- [Your assignment]:
Every entry below needs to be printed again exactly, with its pictures left out.
(Input data)
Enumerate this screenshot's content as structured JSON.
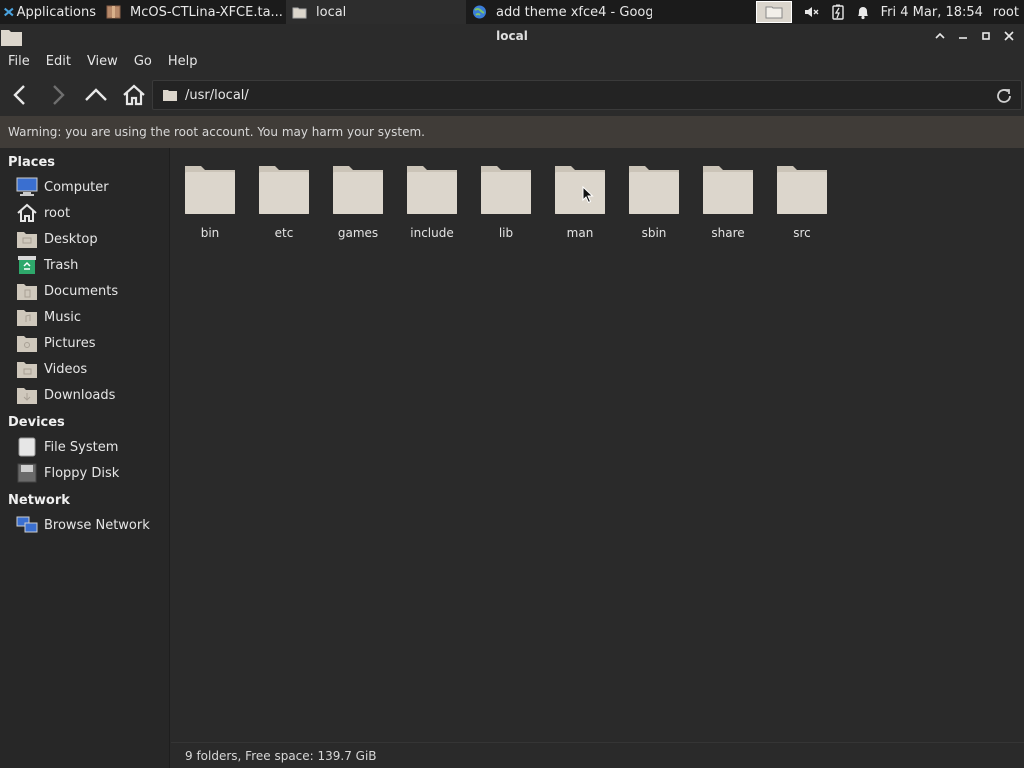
{
  "panel": {
    "applications_label": "Applications",
    "tasks": [
      {
        "label": "McOS-CTLina-XFCE.ta...",
        "icon": "archive-icon"
      },
      {
        "label": "local",
        "icon": "folder-icon"
      },
      {
        "label": "add theme xfce4 - Goog...",
        "icon": "globe-icon"
      }
    ],
    "clock": "Fri  4 Mar, 18:54",
    "user": "root"
  },
  "window": {
    "title": "local",
    "menu": [
      "File",
      "Edit",
      "View",
      "Go",
      "Help"
    ],
    "location": "/usr/local/",
    "warning": "Warning: you are using the root account. You may harm your system."
  },
  "sidebar": {
    "places_header": "Places",
    "places": [
      {
        "label": "Computer",
        "icon": "computer-icon"
      },
      {
        "label": "root",
        "icon": "home-icon"
      },
      {
        "label": "Desktop",
        "icon": "desktop-folder-icon"
      },
      {
        "label": "Trash",
        "icon": "trash-icon"
      },
      {
        "label": "Documents",
        "icon": "documents-folder-icon"
      },
      {
        "label": "Music",
        "icon": "music-folder-icon"
      },
      {
        "label": "Pictures",
        "icon": "pictures-folder-icon"
      },
      {
        "label": "Videos",
        "icon": "videos-folder-icon"
      },
      {
        "label": "Downloads",
        "icon": "downloads-folder-icon"
      }
    ],
    "devices_header": "Devices",
    "devices": [
      {
        "label": "File System",
        "icon": "drive-icon"
      },
      {
        "label": "Floppy Disk",
        "icon": "floppy-icon"
      }
    ],
    "network_header": "Network",
    "network": [
      {
        "label": "Browse Network",
        "icon": "network-icon"
      }
    ]
  },
  "folders": [
    "bin",
    "etc",
    "games",
    "include",
    "lib",
    "man",
    "sbin",
    "share",
    "src"
  ],
  "status": "9 folders, Free space: 139.7 GiB",
  "colors": {
    "folder_fill": "#dcd6cc",
    "folder_tab": "#cbc4b8",
    "panel_bg": "#1b1b1b",
    "window_bg": "#2a2a2a",
    "warning_bg": "#403c38"
  }
}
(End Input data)
- [Expected answer]:
Enumerate this screenshot's content as structured JSON.
{
  "panel": {
    "applications_label": "Applications",
    "tasks": [
      {
        "label": "McOS-CTLina-XFCE.ta...",
        "icon": "archive-icon"
      },
      {
        "label": "local",
        "icon": "folder-icon"
      },
      {
        "label": "add theme xfce4 - Goog...",
        "icon": "globe-icon"
      }
    ],
    "clock": "Fri  4 Mar, 18:54",
    "user": "root"
  },
  "window": {
    "title": "local",
    "menu": [
      "File",
      "Edit",
      "View",
      "Go",
      "Help"
    ],
    "location": "/usr/local/",
    "warning": "Warning: you are using the root account. You may harm your system."
  },
  "sidebar": {
    "places_header": "Places",
    "places": [
      {
        "label": "Computer",
        "icon": "computer-icon"
      },
      {
        "label": "root",
        "icon": "home-icon"
      },
      {
        "label": "Desktop",
        "icon": "desktop-folder-icon"
      },
      {
        "label": "Trash",
        "icon": "trash-icon"
      },
      {
        "label": "Documents",
        "icon": "documents-folder-icon"
      },
      {
        "label": "Music",
        "icon": "music-folder-icon"
      },
      {
        "label": "Pictures",
        "icon": "pictures-folder-icon"
      },
      {
        "label": "Videos",
        "icon": "videos-folder-icon"
      },
      {
        "label": "Downloads",
        "icon": "downloads-folder-icon"
      }
    ],
    "devices_header": "Devices",
    "devices": [
      {
        "label": "File System",
        "icon": "drive-icon"
      },
      {
        "label": "Floppy Disk",
        "icon": "floppy-icon"
      }
    ],
    "network_header": "Network",
    "network": [
      {
        "label": "Browse Network",
        "icon": "network-icon"
      }
    ]
  },
  "folders": [
    "bin",
    "etc",
    "games",
    "include",
    "lib",
    "man",
    "sbin",
    "share",
    "src"
  ],
  "status": "9 folders, Free space: 139.7 GiB",
  "colors": {
    "folder_fill": "#dcd6cc",
    "folder_tab": "#cbc4b8",
    "panel_bg": "#1b1b1b",
    "window_bg": "#2a2a2a",
    "warning_bg": "#403c38"
  }
}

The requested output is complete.